Showing up is not enough
I know the famous quote “90% of success is showing up”, that’s a cool quote but there’s a lot more to it. Instead of me I’m going to post something that Seth Godin posted recently on his blog:
“After you’ve written the best memo/blog post/novel/screenplay you can possibly imagine writing, after you’ve contributed your pithiest insight or gone on your best blind date… and it still hasn’t worked… You really have no choice but to do it again. To do your best work again, as impossible and unfair as that seems. It compounds over time. Best work followed by best work followed by more best work is far more useful and generous than merely doing your best work once and insisting we understand you.” – Seth Godin
There are a few things that I wanted to get of my chest. It’s been bugging me that a lot of things are taken as true from people that aren’t professionals and blanket statements repeated like scripture. It’s bad for innovation and it’s bad for you.

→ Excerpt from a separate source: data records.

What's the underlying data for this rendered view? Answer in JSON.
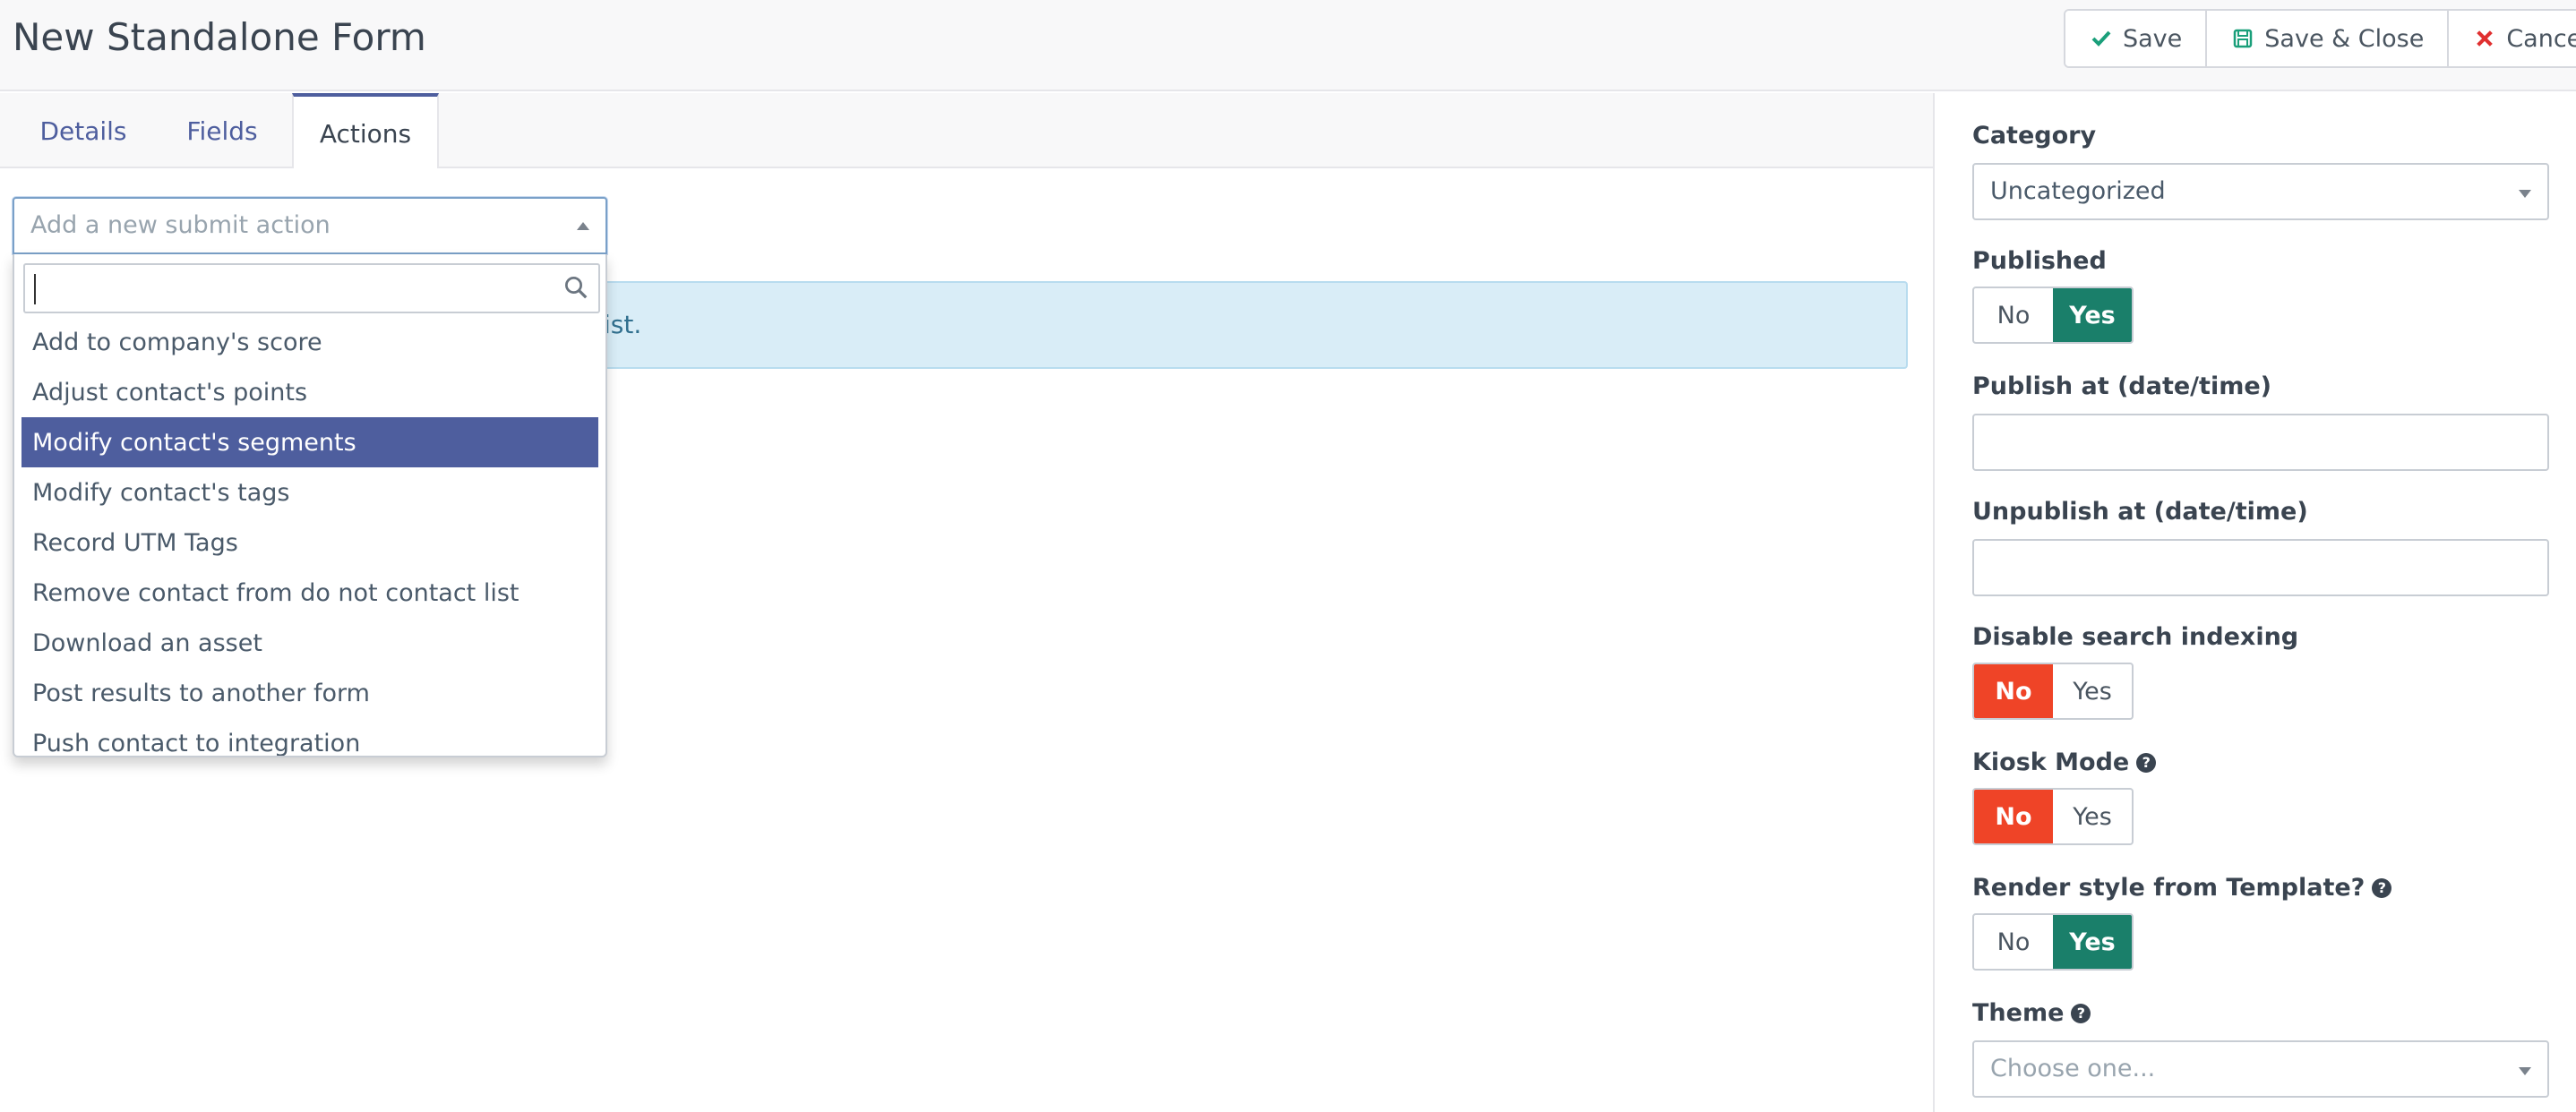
{
  "header": {
    "title": "New Standalone Form",
    "buttons": {
      "save": "Save",
      "save_close": "Save & Close",
      "cancel": "Cancel"
    }
  },
  "tabs": [
    "Details",
    "Fields",
    "Actions"
  ],
  "active_tab": "Actions",
  "actions": {
    "select_placeholder": "Add a new submit action",
    "search_value": "",
    "options": [
      "Add to company's score",
      "Adjust contact's points",
      "Modify contact's segments",
      "Modify contact's tags",
      "Record UTM Tags",
      "Remove contact from do not contact list",
      "Download an asset",
      "Post results to another form",
      "Push contact to integration"
    ],
    "highlighted_option": "Modify contact's segments",
    "info_text_visible": "ist."
  },
  "sidebar": {
    "category": {
      "label": "Category",
      "value": "Uncategorized"
    },
    "published": {
      "label": "Published",
      "no": "No",
      "yes": "Yes",
      "selected": "Yes"
    },
    "publish_up": {
      "label": "Publish at (date/time)",
      "value": ""
    },
    "publish_down": {
      "label": "Unpublish at (date/time)",
      "value": ""
    },
    "no_index": {
      "label": "Disable search indexing",
      "no": "No",
      "yes": "Yes",
      "selected": "No"
    },
    "kiosk_mode": {
      "label": "Kiosk Mode",
      "no": "No",
      "yes": "Yes",
      "selected": "No"
    },
    "render_style": {
      "label": "Render style from Template?",
      "no": "No",
      "yes": "Yes",
      "selected": "Yes"
    },
    "theme": {
      "label": "Theme",
      "placeholder": "Choose one..."
    }
  },
  "colors": {
    "accent": "#4e5e9e",
    "yes_active": "#1a7f6a",
    "no_active": "#ef4427",
    "info_bg": "#d9edf7"
  }
}
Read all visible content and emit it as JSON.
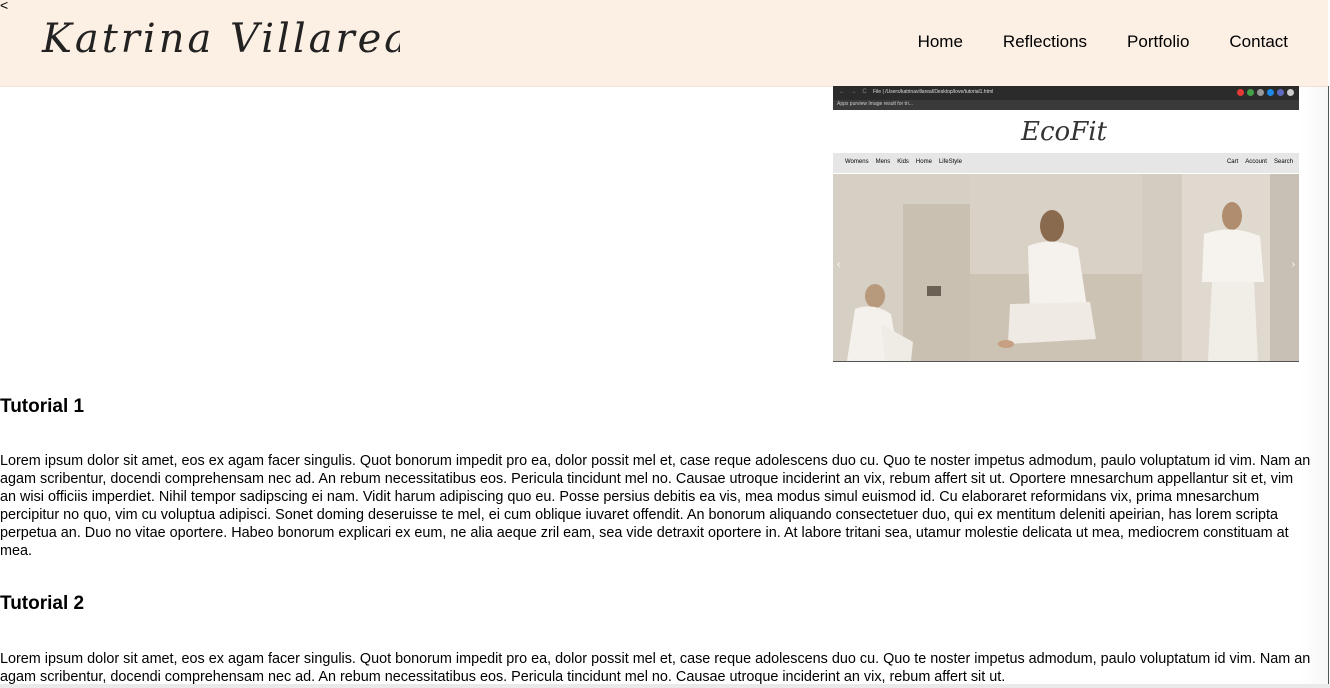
{
  "top_glyph": "<",
  "header": {
    "logo_text": "Katrina Villareal",
    "nav": [
      "Home",
      "Reflections",
      "Portfolio",
      "Contact"
    ]
  },
  "thumbnail": {
    "browser_url": "File | /Users/katrinavillareal/Desktop/love/tutorial1.html",
    "bookmarks": "Apps  purview  Image result for tri...",
    "brand": "EcoFit",
    "menu_left": [
      "Womens",
      "Mens",
      "Kids",
      "Home",
      "LifeStyle"
    ],
    "menu_right": [
      "Cart",
      "Account",
      "Search"
    ]
  },
  "tutorials": [
    {
      "title": "Tutorial 1",
      "body": "Lorem ipsum dolor sit amet, eos ex agam facer singulis. Quot bonorum impedit pro ea, dolor possit mel et, case reque adolescens duo cu. Quo te noster impetus admodum, paulo voluptatum id vim. Nam an agam scribentur, docendi comprehensam nec ad. An rebum necessitatibus eos. Pericula tincidunt mel no. Causae utroque inciderint an vix, rebum affert sit ut. Oportere mnesarchum appellantur sit et, vim an wisi officiis imperdiet. Nihil tempor sadipscing ei nam. Vidit harum adipiscing quo eu. Posse persius debitis ea vis, mea modus simul euismod id. Cu elaboraret reformidans vix, prima mnesarchum percipitur no quo, vim cu voluptua adipisci. Sonet doming deseruisse te mel, ei cum oblique iuvaret offendit. An bonorum aliquando consectetuer duo, qui ex mentitum deleniti apeirian, has lorem scripta perpetua an. Duo no vitae oportere. Habeo bonorum explicari ex eum, ne alia aeque zril eam, sea vide detraxit oportere in. At labore tritani sea, utamur molestie delicata ut mea, mediocrem constituam at mea."
    },
    {
      "title": "Tutorial 2",
      "body": "Lorem ipsum dolor sit amet, eos ex agam facer singulis. Quot bonorum impedit pro ea, dolor possit mel et, case reque adolescens duo cu. Quo te noster impetus admodum, paulo voluptatum id vim. Nam an agam scribentur, docendi comprehensam nec ad. An rebum necessitatibus eos. Pericula tincidunt mel no. Causae utroque inciderint an vix, rebum affert sit ut."
    }
  ]
}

To prove that even big streamers don’t always know what they talk about. On a recent episode of Dropped Frames CohhCarnage said that he wished for a road map towards partnership, where you can see the things you’ve checked off on a list. It was mentioned quickly so maybe there was more to it but I’m sure he knows it’s a bad idea as well. And that it would do nothing but hinder innovation on Twitch. Everyone would align themselves to the list and be the same type of streamer, that’s not what Twitch wants and that’s not what you should want either.
Alright that’s it for today. I have a bunch of things to do and on Tuesday we’re starting the LiveSpace Twitch Podcast. First out is a interview with StreamPro. I hope everything goes smoothly and that there won’t be any delays.
If you enjoyed this article I’m posting articles and case studies every Monday and Thursday. If you want even more then you can follow me on Twitter @visiblespeech where I post more Twitch stuff in smaller portions. There you can also ask me questions if you have any.